Start Early to Prepare for a Positive Old Age

As Baby Boomers reach retirement age and Gen Xers hit their 50s, it’s not too early for middle-aged and older adults to start making lifestyle choices that support successful aging.  If the growing number of seniors live as long as they are expected to, perhaps to 100 and beyond, individuals, families and governments all stand to benefit from protecting the health and well-being of older adults. 

In addition to eating a healthy diet, not smoking and staying physically active, research tells us that having a purpose, staying socially engaged and learning new things helps older adults remain vital and thriving.  By making time to nurture relationships, contribute to their community and fulfill lifelong dreams, middle-aged adults can start now to prepare for a healthier and more meaningful older age.  

For some, delaying retirement or taking the plunge into a second-act career is fulfilling while others may discover volunteerism offers an opportunity to share knowledge and connect socially with a wide range of people.  Or perhaps travel or training to run the NYE Marathon floats your particular boat.  According to a recent report in the Montreal Gazette, as growing numbers of people reach middle and retirement age, the shift is turning away from trying to prevent aging toward achieving a better quality of life in old age which in turn lessens the burden on public and private resources. 

As well as staying mentally, physically and socially active, middle-aged and older people also must plan financially for an increasingly longer retirement.   Some choose to downsize their homes and live a more spartan existence that can be sustained for many years. Others seek employment that helps support their chosen lifestyle.   Of course, it’s important to talk with a (fee-only) financial planner to ensure income in retirement.  

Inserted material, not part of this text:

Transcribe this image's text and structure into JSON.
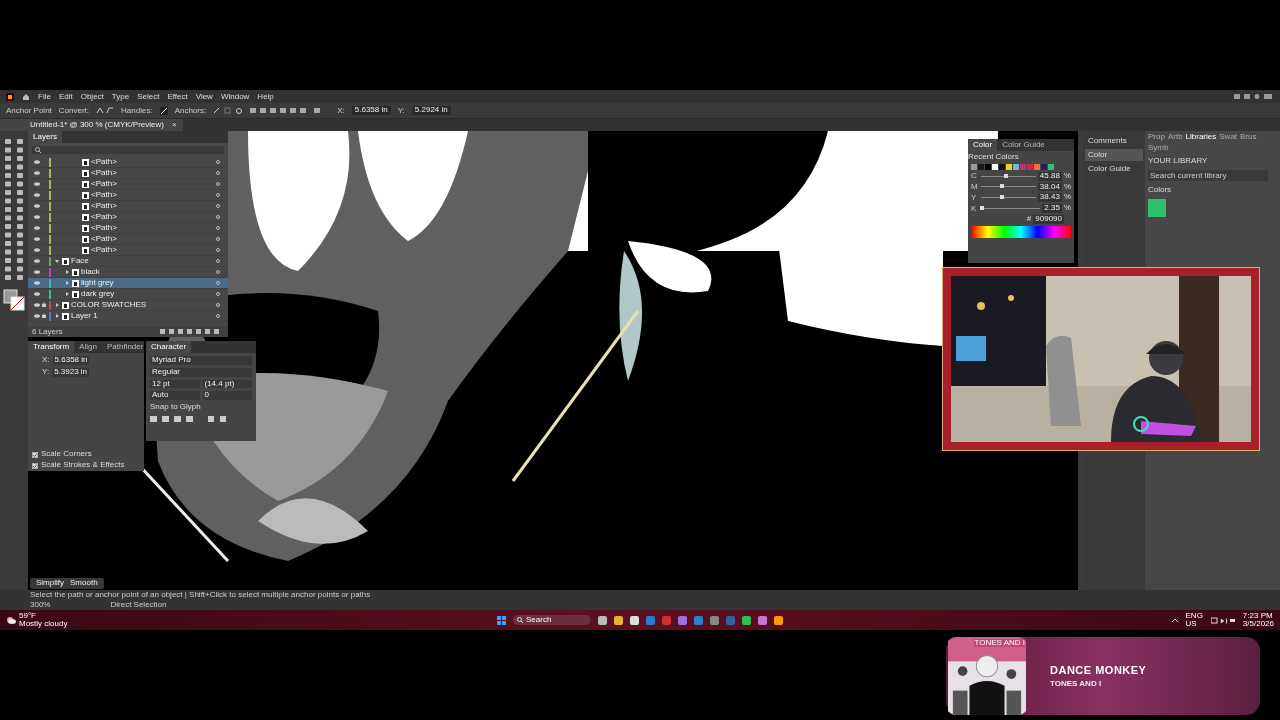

Learn more about preparing for greater longevity successfully by following this link to a recent editorial by Philip Pizzo, MD, Department of Pediatrics and Microbiology and Immunology, Stanford University, published in the JAMA.